Backcountry Skiers Team Up With Green Mountain National Forest To Expand Terrain
For years, backcountry skiers have been illegally cutting trees and brush to open up trails. As the sport grows in popularity, officials with Green Mountain National Forest hope a new pilot program in Vermont could become a model to curb unsanctioned cutting, and expand terrain at the same time.
Usually, the illicit trimming is small-scale. But in October, U.S. Forest Service officials in New Mexico reported that up to 1,000 trees had been cut down in Santa Fe National Forest, allegedly by backcountry skiers.
Closer to home, large amounts of illegal cutting were just discovered on state lands in Middlebury.
But on a recent Saturday, the trail work was fully permitted, as about 20 volunteers gathered for a morning of work on a trail near Brandon Gap.
Hardy Avery, a professional trail designer hired for the project, handed out hard hats and hand tools before bringing the group up to speed.
“Mostly what we’re going to be doing is hauling brush that’s already been cut,” said Avery. “We have two ski lines that are cut to the ridge that you can see with the sun behind it and one skinning line.”

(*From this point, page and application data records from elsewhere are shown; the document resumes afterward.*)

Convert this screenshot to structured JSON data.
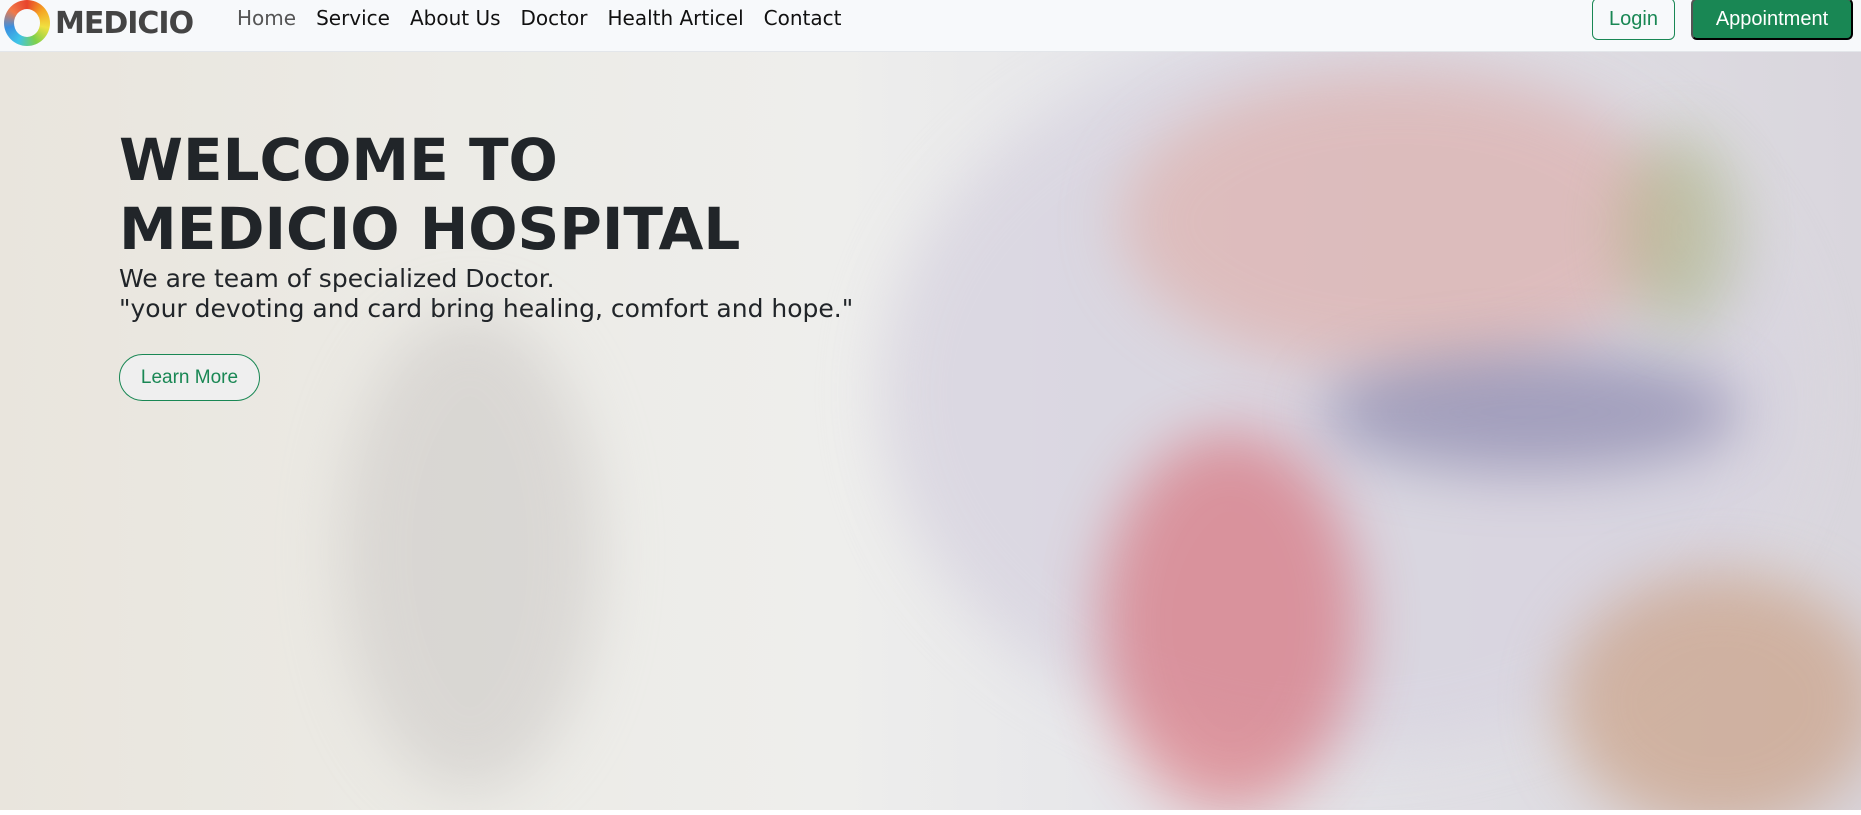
{
  "brand": {
    "name": "MEDICIO"
  },
  "nav": {
    "items": [
      {
        "label": "Home",
        "active": true
      },
      {
        "label": "Service"
      },
      {
        "label": "About Us"
      },
      {
        "label": "Doctor"
      },
      {
        "label": "Health Articel"
      },
      {
        "label": "Contact"
      }
    ],
    "login": "Login",
    "appointment": "Appointment"
  },
  "hero": {
    "title": "WELCOME TO MEDICIO HOSPITAL",
    "line1": "We are team of specialized Doctor.",
    "line2": "\"your devoting and card bring healing, comfort and hope.\"",
    "button": "Learn More"
  },
  "colors": {
    "accent": "#198754",
    "text": "#212529"
  }
}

Normally, backcountry skiers and riders clear trails in secret. But for the past several weeks, dozens of backcountry enthusiasts have been carefully thinning trees and brush under the close supervision of National Forest Service personnel.
“How many of you is this your first day?” called out Holly Knox, a district recreational program manager For Green Mountain National Forest. "Wow, that’s great. Welcome!”
Knox says that since backcountry skiing and riding is so popular, it makes sense to encourage and expand it on public lands. But, she admits, the challenge is to ensure it’s done in a controlled and environmentally-sustainable way.
Knox says a 210-acre parcel of national forest straddling the towns of Chittenden, Goshen and Rochester is being used a testing ground.
“We’re looking at both improving recreation opportunities, ensuring the long-term sustainability of our ecological components, but also that reduction in people cutting in areas where they should not be cutting,” says Knox.
All new ski trails will be limited in size to between 15 and 30 feet wide. Softwoods like evergreen and firs are being protected. To enable long-term research on the site, volunteers have been asked not to cut vegetation shorter than a meter.
Trail designer Hardy Avery says it was a complicated process. “I scouted it out for four or five, actually six days. And I laid out five different ski lines, a skin track, a couple access routes and a catch road to catch everybody at the bottom to get everyone out," he says. "I used a color-coded flagging system to mark which trees would be cut and which would not."
As the sound of chain saws echoed over the ridge line, 65-year-old Merle Schloff cleared brush off one of the new trails. The Salisbury resident says people need to realize that the ethos of backcountry skiing hails back to a bunch of people surreptitiously clipping in the woods to carve out their own private runs.
He says the Green Mountain National Forest and especially Holly Knox deserve a lot of credit for spearheading a cooperative effort to change that mindset.
“By green-lighting this, she made it possible for us to operate within the law," says Schloff. "There’s always going to be some people who are going to be bandits. But I think that working like this will go along way to bringing the Wild West of glade farming somewhat under control. A lot under control."
Just up the ridge, Zac Freeman led another group of volunteers through the mud to clear branches and trim flagged limbs.
Freeman is a member of the Rochester Area Sports Trails Alliance, a group that’s created a new trail network in the Braintree Mountain Forest. He says that project on private land, coupled with this work on public land, is putting Vermont on the map with backcountry enthusiasts. And he hopes their work on Brandon Gap can create a useful template for others.
“The efforts that we’ve put in here these last few years have really stirred up a lot of excitement throughout the northeast,” says Freeman. “Over in the White Mountains and in Maine, there’s ski groups that have gotten very excited and organized themselves to propose similar projects in their area.”
Freeman admits every location is unique, so you can’t create a one-size-fits all approach. But he and others believe if all goes well with the Brandon Gap project more will follow.
Green Mountain Forest’s Holly Knox says she’s already gotten calls about the Brandon Gap program from New York’s Department of Environmental Conservation, the Adirondack Park Agency and Vermont’s Department of Forest Parks and Recreation.
“A lot of folks are looking at this project as a potential model,” she says, smiling. “It’s really exciting.”